Bad Money

People frequently cite Gresham’s Law as a reason bitcoin will not succeed as a medium of exchange. I’ll let the Wall Street Journal make the argument:

Even if bitcoin worked better, it is in a Catch-22 because of Gresham’s law, the nostrum that bad money drives out good. Given the choice of spending inflationary government-issued money or something which holds its value, everyone would spend the bad paper stuff and hoard the bitcoin. You wouldn’t want to be the person who spent 10,000 bitcoins on two pizzas in 2010, when a bitcoin was worth a fraction of a cent. Those bitcoins are now worth $40 million. But if no one spends bitcoin, it will never get established as a currency.

(Article available without paywall here)

Aside from laughably arguing that Bitcoin will go to zero because it will be so valuable no one will spend it, this is also a common misapplication of Gresham’s Law.

I look to Venezuela today: Of course everyone would prefer to spend their bad money (Bolivar) and hoard their good money (bitcoin). But transactions require both parties’ consent. Your barista gets to determine how she is paid, and she has little interest in your worthless fiat.

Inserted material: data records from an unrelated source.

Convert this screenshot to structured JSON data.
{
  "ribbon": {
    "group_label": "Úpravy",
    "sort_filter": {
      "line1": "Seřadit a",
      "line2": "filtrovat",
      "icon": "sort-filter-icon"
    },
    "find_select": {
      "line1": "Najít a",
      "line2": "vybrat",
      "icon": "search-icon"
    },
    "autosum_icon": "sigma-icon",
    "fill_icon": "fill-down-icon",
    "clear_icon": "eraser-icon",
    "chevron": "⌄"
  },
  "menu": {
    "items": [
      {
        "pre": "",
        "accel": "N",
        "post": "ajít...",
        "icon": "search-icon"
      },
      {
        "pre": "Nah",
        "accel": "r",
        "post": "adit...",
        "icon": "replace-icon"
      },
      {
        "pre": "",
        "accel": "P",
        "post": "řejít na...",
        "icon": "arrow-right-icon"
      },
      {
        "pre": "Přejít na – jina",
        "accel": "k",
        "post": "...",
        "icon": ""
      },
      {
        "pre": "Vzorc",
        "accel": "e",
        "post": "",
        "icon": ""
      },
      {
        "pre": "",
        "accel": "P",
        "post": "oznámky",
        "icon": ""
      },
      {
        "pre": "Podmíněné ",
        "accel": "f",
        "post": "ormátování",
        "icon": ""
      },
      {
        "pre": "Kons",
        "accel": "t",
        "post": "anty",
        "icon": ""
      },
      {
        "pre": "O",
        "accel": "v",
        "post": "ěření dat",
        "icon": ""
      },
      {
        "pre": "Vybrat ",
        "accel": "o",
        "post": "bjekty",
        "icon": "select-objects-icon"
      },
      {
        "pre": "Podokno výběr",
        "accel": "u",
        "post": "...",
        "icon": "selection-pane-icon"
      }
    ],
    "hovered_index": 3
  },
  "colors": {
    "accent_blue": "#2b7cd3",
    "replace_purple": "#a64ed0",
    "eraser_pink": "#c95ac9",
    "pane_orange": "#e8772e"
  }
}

Venezuela is the epicenter of Bad Money (2017), and simultaneously the most successful transactional example of mass market bitcoin usage. Bad money is most certainly not driving out good.

Why is Gresham’s Law apparently failing? It turns out, “bad money drives out good” is a false interpretation of Gresham’s Law. A clarification is offered by Nobel prize-winner Robert Mundell that Gresham’s Law could be more accurately rendered:

“Bad money drives out good if they exchange for the same price.”

A 1964 Kennedy Half Dollar coin was 90% silver, but 1965 minting of the same coin was changed to 40% silver. Because the US Government enforced them both to be accepted for $0.50 worth of goods, bad (40% silver) money drove out good (90% silver money). People hoarded the more valuable silver coins, melted them for their content, and spent the low-value coins. This has been true through the ages, as kings debased their coins to create extra money out of thin air.

However, Bitcoin only trades at a variable exchange rate.

Lambo dealer only accepts Bitcoin for your new car? No problem, go spend your fiat to buy some bitcoin at the prevailing rate.

Thinking Gresham’s law predicts “no one will spend BTC” is literally the opposite of what is predicted.

For those stuck thinking Gresham’s law will prevent bitcoin becoming currency, Thiers’ Law is a clear extrapolation of the impacts of good money in a bad economy without exchange controls:

In the absence of effective legal tender laws, Gresham’s Law works in reverse. If given the choice of what money to accept, people will transact with money they believe to be of highest long-term value. However, if not given the choice, and required to accept all money, good and bad, they will tend to keep the money of greater perceived value in their possession, and pass on the bad money to someone else. In short, in the absence of legal tender laws, the seller will not accept anything but money of certain value (good money), while the existence of legal tender laws will cause the buyer to offer only money with the lowest commodity value (bad money) as the creditor must accept such money at face value.

In a series of countries that faced a rapidly debasing fiat currency in the 20th century, the “best available money” (US Dollars) rapidly displaced the domestic fiat. In Venezuela, Zimbabwe, South Africa, etc: US Dollars were not hoarded — they became a common means of exchange. Bitcoin need not replace all transactions (say, taxes) — taking any meaningful share of the payments market would be a huge win.

In the absence of fixed exchange rates or an enforceable government mandate to accept bad money, instead of bad money driving out good, the presence of good money signals the death knell of the debased currency.